*AIM OF THE TASK*
Could every entry be set down once more, exactly as given?
+---+
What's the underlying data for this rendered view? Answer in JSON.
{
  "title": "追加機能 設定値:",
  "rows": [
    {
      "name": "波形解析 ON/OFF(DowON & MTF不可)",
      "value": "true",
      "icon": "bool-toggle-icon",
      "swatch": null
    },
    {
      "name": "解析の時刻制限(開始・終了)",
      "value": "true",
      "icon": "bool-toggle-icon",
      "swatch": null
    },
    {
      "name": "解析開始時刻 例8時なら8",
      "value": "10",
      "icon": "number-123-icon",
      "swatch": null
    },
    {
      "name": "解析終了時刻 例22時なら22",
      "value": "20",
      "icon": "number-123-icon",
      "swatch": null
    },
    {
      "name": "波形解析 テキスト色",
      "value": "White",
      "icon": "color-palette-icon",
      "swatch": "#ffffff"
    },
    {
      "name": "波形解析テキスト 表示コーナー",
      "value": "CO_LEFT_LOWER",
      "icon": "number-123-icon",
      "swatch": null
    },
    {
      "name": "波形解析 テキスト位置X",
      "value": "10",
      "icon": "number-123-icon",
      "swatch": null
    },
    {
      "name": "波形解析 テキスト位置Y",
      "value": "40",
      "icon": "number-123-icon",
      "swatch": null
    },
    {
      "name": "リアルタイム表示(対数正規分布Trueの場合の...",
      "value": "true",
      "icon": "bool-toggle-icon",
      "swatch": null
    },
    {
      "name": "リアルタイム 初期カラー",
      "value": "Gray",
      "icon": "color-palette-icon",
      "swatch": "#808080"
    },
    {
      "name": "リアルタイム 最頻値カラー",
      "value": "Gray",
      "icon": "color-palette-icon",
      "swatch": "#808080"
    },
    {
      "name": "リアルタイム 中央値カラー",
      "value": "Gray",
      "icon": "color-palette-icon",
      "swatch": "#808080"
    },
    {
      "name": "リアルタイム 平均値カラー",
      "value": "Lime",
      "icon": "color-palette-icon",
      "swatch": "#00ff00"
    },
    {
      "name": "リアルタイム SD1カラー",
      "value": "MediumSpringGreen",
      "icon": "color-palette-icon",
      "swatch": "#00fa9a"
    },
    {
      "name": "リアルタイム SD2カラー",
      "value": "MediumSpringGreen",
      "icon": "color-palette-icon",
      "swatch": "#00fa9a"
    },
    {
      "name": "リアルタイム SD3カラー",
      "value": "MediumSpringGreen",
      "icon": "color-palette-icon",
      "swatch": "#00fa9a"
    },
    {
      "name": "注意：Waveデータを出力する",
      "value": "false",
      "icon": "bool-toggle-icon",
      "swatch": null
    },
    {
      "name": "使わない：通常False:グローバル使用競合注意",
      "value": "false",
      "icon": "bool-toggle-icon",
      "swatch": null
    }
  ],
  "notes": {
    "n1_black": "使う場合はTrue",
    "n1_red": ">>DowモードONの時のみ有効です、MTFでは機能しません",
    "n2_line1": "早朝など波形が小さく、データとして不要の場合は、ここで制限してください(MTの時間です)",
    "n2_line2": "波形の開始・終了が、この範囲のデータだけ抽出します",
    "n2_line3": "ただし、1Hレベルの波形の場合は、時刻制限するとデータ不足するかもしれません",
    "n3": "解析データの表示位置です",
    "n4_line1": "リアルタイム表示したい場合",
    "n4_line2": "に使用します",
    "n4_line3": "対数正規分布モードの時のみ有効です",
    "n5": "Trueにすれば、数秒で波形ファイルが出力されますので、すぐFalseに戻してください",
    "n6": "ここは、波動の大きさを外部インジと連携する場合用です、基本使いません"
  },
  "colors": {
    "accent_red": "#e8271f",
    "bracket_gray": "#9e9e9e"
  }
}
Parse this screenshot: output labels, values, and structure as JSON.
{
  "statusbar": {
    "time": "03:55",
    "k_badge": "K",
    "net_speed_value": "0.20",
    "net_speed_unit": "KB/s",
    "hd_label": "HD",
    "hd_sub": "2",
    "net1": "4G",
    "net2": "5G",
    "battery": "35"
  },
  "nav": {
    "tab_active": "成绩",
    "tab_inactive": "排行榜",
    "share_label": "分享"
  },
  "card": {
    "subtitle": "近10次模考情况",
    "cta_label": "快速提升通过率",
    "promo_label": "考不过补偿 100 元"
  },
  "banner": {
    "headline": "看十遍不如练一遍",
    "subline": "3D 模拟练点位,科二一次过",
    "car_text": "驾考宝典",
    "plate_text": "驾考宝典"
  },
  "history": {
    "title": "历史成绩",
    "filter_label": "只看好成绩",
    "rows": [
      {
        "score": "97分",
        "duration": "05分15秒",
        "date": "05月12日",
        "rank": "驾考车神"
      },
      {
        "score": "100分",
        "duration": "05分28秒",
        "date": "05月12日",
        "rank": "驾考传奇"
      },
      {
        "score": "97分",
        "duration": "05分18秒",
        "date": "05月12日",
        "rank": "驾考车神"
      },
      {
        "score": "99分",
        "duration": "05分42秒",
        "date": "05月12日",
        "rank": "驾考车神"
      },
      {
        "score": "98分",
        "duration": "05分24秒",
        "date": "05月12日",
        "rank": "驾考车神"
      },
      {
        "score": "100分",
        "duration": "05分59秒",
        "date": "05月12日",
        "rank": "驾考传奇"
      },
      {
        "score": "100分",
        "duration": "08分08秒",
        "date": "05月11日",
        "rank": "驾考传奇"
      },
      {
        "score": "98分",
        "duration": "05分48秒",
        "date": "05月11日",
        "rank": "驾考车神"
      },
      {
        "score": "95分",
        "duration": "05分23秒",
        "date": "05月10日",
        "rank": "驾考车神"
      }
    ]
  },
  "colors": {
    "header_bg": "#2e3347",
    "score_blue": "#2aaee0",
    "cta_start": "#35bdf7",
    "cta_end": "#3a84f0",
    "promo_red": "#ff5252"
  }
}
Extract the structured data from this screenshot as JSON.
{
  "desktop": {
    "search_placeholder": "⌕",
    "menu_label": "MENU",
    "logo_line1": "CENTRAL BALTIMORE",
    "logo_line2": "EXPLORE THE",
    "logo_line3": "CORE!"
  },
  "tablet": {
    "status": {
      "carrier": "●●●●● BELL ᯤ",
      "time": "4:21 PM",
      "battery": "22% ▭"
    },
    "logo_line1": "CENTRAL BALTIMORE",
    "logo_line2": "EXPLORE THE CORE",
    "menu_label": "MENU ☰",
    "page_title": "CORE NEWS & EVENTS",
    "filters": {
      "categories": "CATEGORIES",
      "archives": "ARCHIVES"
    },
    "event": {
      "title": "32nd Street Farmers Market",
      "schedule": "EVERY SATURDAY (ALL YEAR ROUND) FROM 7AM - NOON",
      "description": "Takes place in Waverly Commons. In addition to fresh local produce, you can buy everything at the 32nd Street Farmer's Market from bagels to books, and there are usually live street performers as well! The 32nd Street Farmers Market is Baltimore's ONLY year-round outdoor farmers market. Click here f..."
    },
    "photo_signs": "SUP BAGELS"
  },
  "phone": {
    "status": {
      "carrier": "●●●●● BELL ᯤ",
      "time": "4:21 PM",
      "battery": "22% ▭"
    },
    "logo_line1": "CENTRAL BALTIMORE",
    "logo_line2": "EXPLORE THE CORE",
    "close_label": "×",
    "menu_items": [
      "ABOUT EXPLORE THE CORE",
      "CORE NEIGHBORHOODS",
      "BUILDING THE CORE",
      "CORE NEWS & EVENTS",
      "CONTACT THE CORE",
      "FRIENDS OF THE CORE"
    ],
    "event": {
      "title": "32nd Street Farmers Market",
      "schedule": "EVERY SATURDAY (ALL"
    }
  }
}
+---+
*RESPONSE TO THIS EXERCISE*
What's the underlying data for this rendered view? Answer in JSON.
{
  "title": "追加機能 設定値:",
  "rows": [
    {
      "name": "波形解析 ON/OFF(DowON & MTF不可)",
      "value": "true",
      "icon": "bool-toggle-icon",
      "swatch": null
    },
    {
      "name": "解析の時刻制限(開始・終了)",
      "value": "true",
      "icon": "bool-toggle-icon",
      "swatch": null
    },
    {
      "name": "解析開始時刻 例8時なら8",
      "value": "10",
      "icon": "number-123-icon",
      "swatch": null
    },
    {
      "name": "解析終了時刻 例22時なら22",
      "value": "20",
      "icon": "number-123-icon",
      "swatch": null
    },
    {
      "name": "波形解析 テキスト色",
      "value": "White",
      "icon": "color-palette-icon",
      "swatch": "#ffffff"
    },
    {
      "name": "波形解析テキスト 表示コーナー",
      "value": "CO_LEFT_LOWER",
      "icon": "number-123-icon",
      "swatch": null
    },
    {
      "name": "波形解析 テキスト位置X",
      "value": "10",
      "icon": "number-123-icon",
      "swatch": null
    },
    {
      "name": "波形解析 テキスト位置Y",
      "value": "40",
      "icon": "number-123-icon",
      "swatch": null
    },
    {
      "name": "リアルタイム表示(対数正規分布Trueの場合の...",
      "value": "true",
      "icon": "bool-toggle-icon",
      "swatch": null
    },
    {
      "name": "リアルタイム 初期カラー",
      "value": "Gray",
      "icon": "color-palette-icon",
      "swatch": "#808080"
    },
    {
      "name": "リアルタイム 最頻値カラー",
      "value": "Gray",
      "icon": "color-palette-icon",
      "swatch": "#808080"
    },
    {
      "name": "リアルタイム 中央値カラー",
      "value": "Gray",
      "icon": "color-palette-icon",
      "swatch": "#808080"
    },
    {
      "name": "リアルタイム 平均値カラー",
      "value": "Lime",
      "icon": "color-palette-icon",
      "swatch": "#00ff00"
    },
    {
      "name": "リアルタイム SD1カラー",
      "value": "MediumSpringGreen",
      "icon": "color-palette-icon",
      "swatch": "#00fa9a"
    },
    {
      "name": "リアルタイム SD2カラー",
      "value": "MediumSpringGreen",
      "icon": "color-palette-icon",
      "swatch": "#00fa9a"
    },
    {
      "name": "リアルタイム SD3カラー",
      "value": "MediumSpringGreen",
      "icon": "color-palette-icon",
      "swatch": "#00fa9a"
    },
    {
      "name": "注意：Waveデータを出力する",
      "value": "false",
      "icon": "bool-toggle-icon",
      "swatch": null
    },
    {
      "name": "使わない：通常False:グローバル使用競合注意",
      "value": "false",
      "icon": "bool-toggle-icon",
      "swatch": null
    }
  ],
  "notes": {
    "n1_black": "使う場合はTrue",
    "n1_red": ">>DowモードONの時のみ有効です、MTFでは機能しません",
    "n2_line1": "早朝など波形が小さく、データとして不要の場合は、ここで制限してください(MTの時間です)",
    "n2_line2": "波形の開始・終了が、この範囲のデータだけ抽出します",
    "n2_line3": "ただし、1Hレベルの波形の場合は、時刻制限するとデータ不足するかもしれません",
    "n3": "解析データの表示位置です",
    "n4_line1": "リアルタイム表示したい場合",
    "n4_line2": "に使用します",
    "n4_line3": "対数正規分布モードの時のみ有効です",
    "n5": "Trueにすれば、数秒で波形ファイルが出力されますので、すぐFalseに戻してください",
    "n6": "ここは、波動の大きさを外部インジと連携する場合用です、基本使いません"
  },
  "colors": {
    "accent_red": "#e8271f",
    "bracket_gray": "#9e9e9e"
  }
}
Parse this screenshot: output labels, values, and structure as JSON.
{
  "statusbar": {
    "time": "03:55",
    "k_badge": "K",
    "net_speed_value": "0.20",
    "net_speed_unit": "KB/s",
    "hd_label": "HD",
    "hd_sub": "2",
    "net1": "4G",
    "net2": "5G",
    "battery": "35"
  },
  "nav": {
    "tab_active": "成绩",
    "tab_inactive": "排行榜",
    "share_label": "分享"
  },
  "card": {
    "subtitle": "近10次模考情况",
    "cta_label": "快速提升通过率",
    "promo_label": "考不过补偿 100 元"
  },
  "banner": {
    "headline": "看十遍不如练一遍",
    "subline": "3D 模拟练点位,科二一次过",
    "car_text": "驾考宝典",
    "plate_text": "驾考宝典"
  },
  "history": {
    "title": "历史成绩",
    "filter_label": "只看好成绩",
    "rows": [
      {
        "score": "97分",
        "duration": "05分15秒",
        "date": "05月12日",
        "rank": "驾考车神"
      },
      {
        "score": "100分",
        "duration": "05分28秒",
        "date": "05月12日",
        "rank": "驾考传奇"
      },
      {
        "score": "97分",
        "duration": "05分18秒",
        "date": "05月12日",
        "rank": "驾考车神"
      },
      {
        "score": "99分",
        "duration": "05分42秒",
        "date": "05月12日",
        "rank": "驾考车神"
      },
      {
        "score": "98分",
        "duration": "05分24秒",
        "date": "05月12日",
        "rank": "驾考车神"
      },
      {
        "score": "100分",
        "duration": "05分59秒",
        "date": "05月12日",
        "rank": "驾考传奇"
      },
      {
        "score": "100分",
        "duration": "08分08秒",
        "date": "05月11日",
        "rank": "驾考传奇"
      },
      {
        "score": "98分",
        "duration": "05分48秒",
        "date": "05月11日",
        "rank": "驾考车神"
      },
      {
        "score": "95分",
        "duration": "05分23秒",
        "date": "05月10日",
        "rank": "驾考车神"
      }
    ]
  },
  "colors": {
    "header_bg": "#2e3347",
    "score_blue": "#2aaee0",
    "cta_start": "#35bdf7",
    "cta_end": "#3a84f0",
    "promo_red": "#ff5252"
  }
}
Extract the structured data from this screenshot as JSON.
{
  "desktop": {
    "search_placeholder": "⌕",
    "menu_label": "MENU",
    "logo_line1": "CENTRAL BALTIMORE",
    "logo_line2": "EXPLORE THE",
    "logo_line3": "CORE!"
  },
  "tablet": {
    "status": {
      "carrier": "●●●●● BELL ᯤ",
      "time": "4:21 PM",
      "battery": "22% ▭"
    },
    "logo_line1": "CENTRAL BALTIMORE",
    "logo_line2": "EXPLORE THE CORE",
    "menu_label": "MENU ☰",
    "page_title": "CORE NEWS & EVENTS",
    "filters": {
      "categories": "CATEGORIES",
      "archives": "ARCHIVES"
    },
    "event": {
      "title": "32nd Street Farmers Market",
      "schedule": "EVERY SATURDAY (ALL YEAR ROUND) FROM 7AM - NOON",
      "description": "Takes place in Waverly Commons. In addition to fresh local produce, you can buy everything at the 32nd Street Farmer's Market from bagels to books, and there are usually live street performers as well! The 32nd Street Farmers Market is Baltimore's ONLY year-round outdoor farmers market. Click here f..."
    },
    "photo_signs": "SUP BAGELS"
  },
  "phone": {
    "status": {
      "carrier": "●●●●● BELL ᯤ",
      "time": "4:21 PM",
      "battery": "22% ▭"
    },
    "logo_line1": "CENTRAL BALTIMORE",
    "logo_line2": "EXPLORE THE CORE",
    "close_label": "×",
    "menu_items": [
      "ABOUT EXPLORE THE CORE",
      "CORE NEIGHBORHOODS",
      "BUILDING THE CORE",
      "CORE NEWS & EVENTS",
      "CONTACT THE CORE",
      "FRIENDS OF THE CORE"
    ],
    "event": {
      "title": "32nd Street Farmers Market",
      "schedule": "EVERY SATURDAY (ALL"
    }
  }
}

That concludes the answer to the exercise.